31 Oct Read and respond to the questions provided below u
Read and respond to the questions provided below under ‘Specific Question Prompt Instructions’. Your response must include references to the lecture, powerpoint, and/or text to ensure you have studied the material before you begin applying the material. See the rubric for guidelines regarding the exact manner in which you should reference the material. Your response must be ONE page in length and must be written in essay style consisting of paragraphs. There is no need to refer to the question numbers in your response. See the rubric for guidelines on how you will be graded with regard to length. Find ONE article to support your answer to the questions, and refer to it ANYWHERE in your response and upload the article with your Word document. If you include a quotation, you must explain what your quotation means and why it is relevant.
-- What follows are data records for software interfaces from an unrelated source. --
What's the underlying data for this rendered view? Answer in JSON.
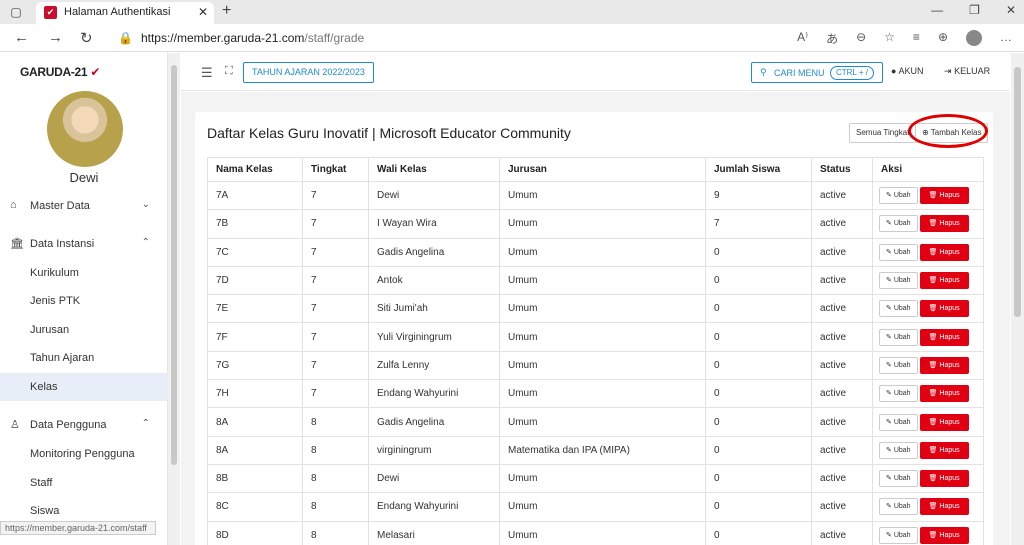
{
  "browser": {
    "tab_title": "Halaman Authentikasi",
    "url_host": "https://member.garuda-21.com",
    "url_path": "/staff/grade",
    "status_url": "https://member.garuda-21.com/staff"
  },
  "sidebar": {
    "logo": "GARUDA-21",
    "profile_name": "Dewi",
    "groups": [
      {
        "label": "Master Data"
      },
      {
        "label": "Data Instansi"
      },
      {
        "label": "Data Pengguna"
      }
    ],
    "instansi_items": [
      "Kurikulum",
      "Jenis PTK",
      "Jurusan",
      "Tahun Ajaran",
      "Kelas"
    ],
    "pengguna_items": [
      "Monitoring Pengguna",
      "Staff",
      "Siswa"
    ]
  },
  "appbar": {
    "year_button": "TAHUN AJARAN 2022/2023",
    "search_label": "CARI MENU",
    "search_shortcut": "CTRL + /",
    "akun": "AKUN",
    "keluar": "KELUAR"
  },
  "card": {
    "title": "Daftar Kelas Guru Inovatif | Microsoft Educator Community",
    "semua_label": "Semua Tingkat",
    "tambah_label": "Tambah Kelas",
    "headers": [
      "Nama Kelas",
      "Tingkat",
      "Wali Kelas",
      "Jurusan",
      "Jumlah Siswa",
      "Status",
      "Aksi"
    ],
    "ubah_label": "Ubah",
    "hapus_label": "Hapus",
    "rows": [
      [
        "7A",
        "7",
        "Dewi",
        "Umum",
        "9",
        "active"
      ],
      [
        "7B",
        "7",
        "I Wayan Wira",
        "Umum",
        "7",
        "active"
      ],
      [
        "7C",
        "7",
        "Gadis Angelina",
        "Umum",
        "0",
        "active"
      ],
      [
        "7D",
        "7",
        "Antok",
        "Umum",
        "0",
        "active"
      ],
      [
        "7E",
        "7",
        "Siti Jumi'ah",
        "Umum",
        "0",
        "active"
      ],
      [
        "7F",
        "7",
        "Yuli Virginingrum",
        "Umum",
        "0",
        "active"
      ],
      [
        "7G",
        "7",
        "Zulfa Lenny",
        "Umum",
        "0",
        "active"
      ],
      [
        "7H",
        "7",
        "Endang Wahyurini",
        "Umum",
        "0",
        "active"
      ],
      [
        "8A",
        "8",
        "Gadis Angelina",
        "Umum",
        "0",
        "active"
      ],
      [
        "8A",
        "8",
        "virginingrum",
        "Matematika dan IPA (MIPA)",
        "0",
        "active"
      ],
      [
        "8B",
        "8",
        "Dewi",
        "Umum",
        "0",
        "active"
      ],
      [
        "8C",
        "8",
        "Endang Wahyurini",
        "Umum",
        "0",
        "active"
      ],
      [
        "8D",
        "8",
        "Melasari",
        "Umum",
        "0",
        "active"
      ]
    ]
  },
  "colors": {
    "accent": "#1f8ad4",
    "danger": "#e00012",
    "highlight": "#e00000"
  }
}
Refer to the rubric to see how you will be graded in reference to incorporating the article within the text of your response. Include a reference page in APA style for each submission. The articles must be 7 to 20 pages long, published within the last 10 years, and peer reviewed. See the rubric for specifics on how you will be graded.Deliverables:Submit a Word document via Canvas with your written response. You can keep the original DOC file. No other formats will be accepted.NOTE. Be sure to save your file as: EXP11-(LastName).(file extension) (e.g., EXP11-yourlastname.doc)One article in pdf format. No other format will be accepted. If your file cannot be read, you will not receive points. Links to the .pdf will not be accepted. You must download the article from the website in .pdf format and upload it to the link provided as only .pdf. The written portion of the assignment will be only accepted in .doc, or .docx formats.SPECIFIC QUESTION PROMPT INSTRUCTIONSFraming EffectsLi, Sun, & Wang (2007) in their article “50% Off or Buy One Get One Free? Frame Preference as Function of Consumable Nature in Dairy Products,” provide an overview of a number of types of framing effects. With framing effects, the person is presented with two choices that will lead to the same result, but the wording of each option influence which one people are more likely to select. In their experiment, Li, Sun, & Wang (2007) found that the consumable nature of the item influence which deal the person was likely to perceive as being preferred. For low consumption items, participants preferred price promotions (e.g., 50% off of an item) while for high consumption items, the preferences was for extra-product promotions (e.g., the buy one get one free).Framing Examples from Li, Sun, & Wang (2007):Consumers, for an item that in the end would cost the same, were more accepting of forgoing a discount rather than accepting a surcharge.Consumers were more likely to buy beef when it was labeled 75% lean versus when it was labeled 25% fat.Consumers selected a price reduction in terms of a percentage or a dollar amount depending on the cost of the item. For more expensive items, consumers preferred the price reduction in dollars over a percentage because it seemed more significant. However, for inexpensive items, consumers prefer a price reduction stated in terms of percentage which appears larger.ReferenceLi, S., Sun, Y., & Wang, Y. (2007). 50% off or buy one get one free? Frame preference as a function of consumable nature in dairy products. The Journal of Social Psychology, 147(4), 413-421. DOI: 10.3200/socp.147.4.413-422Please see attached article: Li, Sun, & Wang 2007.pdfQuestions:What do framing effects tell us about people’s judgment and decision making abilities?Why do you think frame effects occur?Do you think knowing about framing effects will influence you future decisions?